» **BRIEF**
Copy every entry exactly as given, minus the images.

====

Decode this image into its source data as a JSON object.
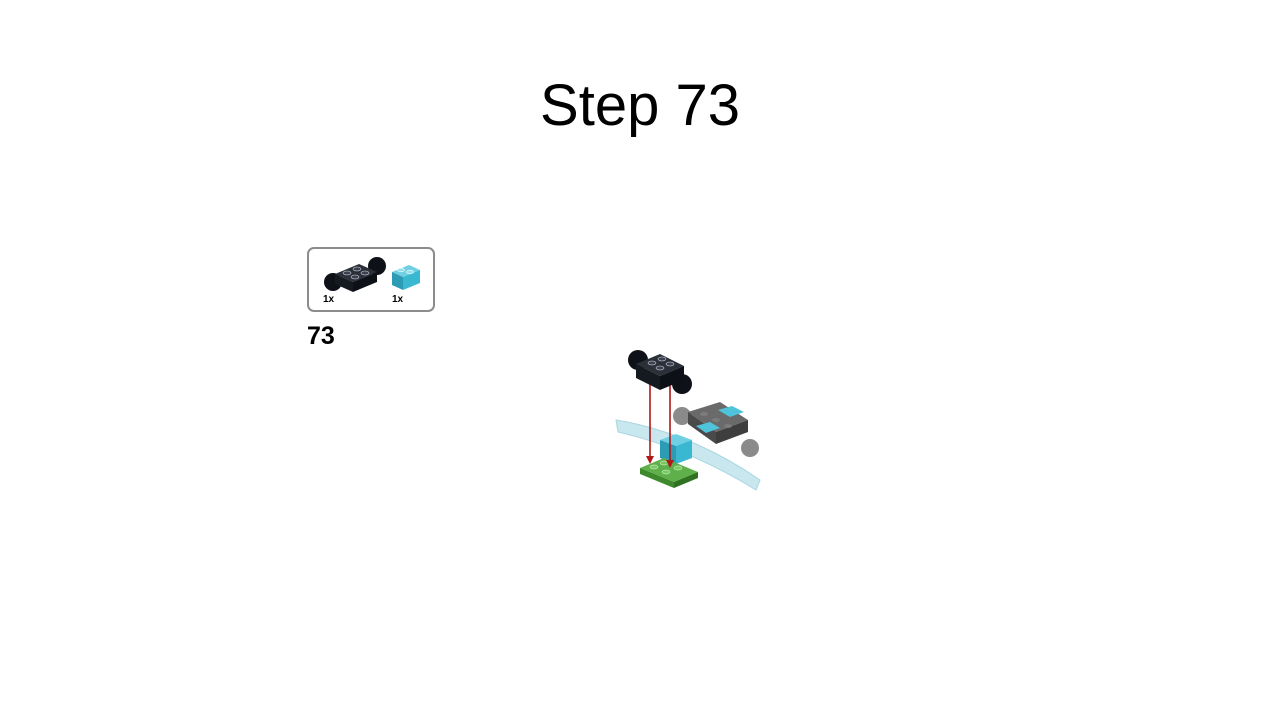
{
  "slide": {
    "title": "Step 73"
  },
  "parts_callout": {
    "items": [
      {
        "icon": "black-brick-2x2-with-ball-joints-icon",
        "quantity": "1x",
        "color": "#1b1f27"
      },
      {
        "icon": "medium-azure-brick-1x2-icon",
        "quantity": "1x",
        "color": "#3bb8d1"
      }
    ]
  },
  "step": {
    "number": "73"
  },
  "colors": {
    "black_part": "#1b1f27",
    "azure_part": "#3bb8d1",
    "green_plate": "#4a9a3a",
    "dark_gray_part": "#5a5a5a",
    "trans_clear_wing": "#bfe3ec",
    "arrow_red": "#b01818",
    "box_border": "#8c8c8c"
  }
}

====

» **RESPONSE AREA**
Decode this image into its source data as a JSON object.
{
  "slide": {
    "title": "Step 73"
  },
  "parts_callout": {
    "items": [
      {
        "icon": "black-brick-2x2-with-ball-joints-icon",
        "quantity": "1x",
        "color": "#1b1f27"
      },
      {
        "icon": "medium-azure-brick-1x2-icon",
        "quantity": "1x",
        "color": "#3bb8d1"
      }
    ]
  },
  "step": {
    "number": "73"
  },
  "colors": {
    "black_part": "#1b1f27",
    "azure_part": "#3bb8d1",
    "green_plate": "#4a9a3a",
    "dark_gray_part": "#5a5a5a",
    "trans_clear_wing": "#bfe3ec",
    "arrow_red": "#b01818",
    "box_border": "#8c8c8c"
  }
}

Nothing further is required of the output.